How do B2B companies approach CRM and the management of customer data in today’s era of social media and GDPR?
A Multiple Case Study
Written by I. Degerman, J. Eckerbom & A. Hong Gu
Business Administration>Marketing & Sales

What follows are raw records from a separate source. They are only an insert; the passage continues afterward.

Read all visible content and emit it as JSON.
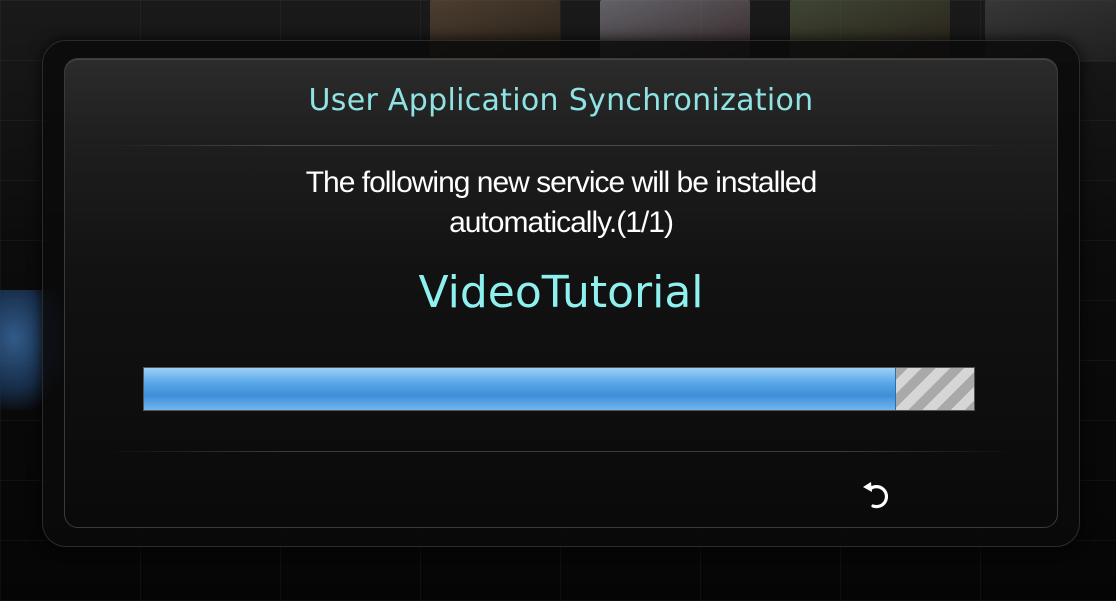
{
  "dialog": {
    "title": "User Application Synchronization",
    "message": "The following new service will be installed automatically.(1/1)",
    "message_line1": "The following new service will be installed",
    "message_line2": "automatically.(1/1)",
    "service_name": "VideoTutorial",
    "progress": {
      "fraction": 0.905
    },
    "return_icon": "return-arrow-icon"
  },
  "colors": {
    "title": "#8fe3e3",
    "service_name": "#8ff0f0",
    "progress_fill": "#4a9be0"
  }
}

Thesis: Relationship marketing and maintenance relationship marketing in B2B can be described as "marketing for establishing strong and lasting relationships with personal accounts" (Morgan & Hunt, 1994, p. 21). In order to improve relationships with commercial customers, B2B companies continue to use relationship marketing efforts (Zhang et al., 2016). Relationship marketing involves developing and maintaining business relationships with customers or suppliers in order to convey information and achieve goals in business activities (Harker, 1999; Sarmento, Simões, and Farhangmehr, 2015). This is also consistent with what Gummesson (2004) described, that relationship marketing "is marketing based on interaction within a relationship network" (Gummesson, 2004, p, 136). Bauer, Grether and Leach (2002) have discussed that in relationship marketing, "trust" and "commitment" are the two basic factors (Bauer, Grether & Leach, 2002). Both "trust" and "commitment" help strengthen customer relationships and encourage customer cooperation (2002). 2.1.1 The key component of establishing and developing customer relationships-TrustTrust is defined as "willing to rely on an exchange partner with confidence" (Morgan & Hunt, 1994, p. 23). According to Lages, Lancastre and Lages (2008), since business relationships are relationships between different individuals from different companies, trust has developed into an important cornerstone of relationships between organizations (Lages, Lancastre & Lages, 2008). For the purpose of long-term relationships between organizations, trust is considered to be one of the key elements in establishing, developing and maintaining relationships (Lages, Lancastre & Lages, 2008). It also clearly shows that trust has made great efforts for the company to succeed in relationship performance management, because trust can be regarded as the basic and most important factor in the development of strategic relationships (Lages, Lancastre & Lages, 2008). This is consistent with what Morgan and Hunt (1994) said, that business partners are more willing to develop their business in this long-term stable business relationship (Morgan & Hunt, 1994). A trustworthy relationship will bring positive results to relationship marketing, because partners who are willing to build, develop, and maintain a stronger business with each other make this commitment based on the deep trust between the parties (1994). Doney, Barry, and Abratt (2007) believe that trust can be regarded as one of the key principles of customer retention (Doney, Barry, and Abratt, 2007). Especially in the B2B industry, trust is one of the main issues in the complex buyer-seller relationship (2007). 2.4 Social media and social CRM 2.4.1 Social media and its relevance to B2B Social media can be defined as "a series of hardware and software technological innovations [...] that promote the creation, interaction and interoperability of cheap content for creative online users "(Wang and Kim, 2017, p. 15). Due to social media, the power difference between buyers and suppliers has become more balanced, because customers are more aware of suppliers’ offers, and due to the increase in buyers, customers expect more suppliers, and may even be against customers Favorable-supplier interaction (Agnihotriet al., 2016). The strategic use of social media has been promoted, claiming that it can increase business exposure, attract new interest, and generate more insights into the market (2016). However, most research on social media as a business strategy has been focused on the business-to-consumer (B2C) environment, which may not be surprising given the degree of individualism of social media (Siamagka et al., 2015 ; Flanigan and Obermier, 2016). Compared with research related to the B2C background, the research on social media and its applications in these industries from the perspective of business-to-business (B2B) companies is therefore not extensive, although many B2C companies claim to incorporate social media into their business strategies (Flanigan & Obermier, 2016). It is also believed that B2B companies that use social media can enjoy benefits such as “enhanced competitiveness, cost-effectiveness, customer engagement/relationship building potential, business exposure, and real-time feedback” (Siamagka et al., 2015, p. 94. Maybe this One reason for the hesitation in adopting and using social media for marketing and customer relationship management purposes is that the tool lacks relevance in the B2B environment compared to B2C (Flanigan & Obermier, 2016). This may be due to B2B companies May enjoy less word-of-mouth advertising than B2C companies because of their lower number of followers on social media and the costs involved in creating and maintaining their presence on social media (2016). It may also be that B2B companies choose not to Use social media as a marketing tool because of “reputation risks and legal issues, lack of employee knowledge/training, lack of support from senior management, and unwillingness to lose control of the brand” (Siamagka et al., 2015, p. 94). Read Less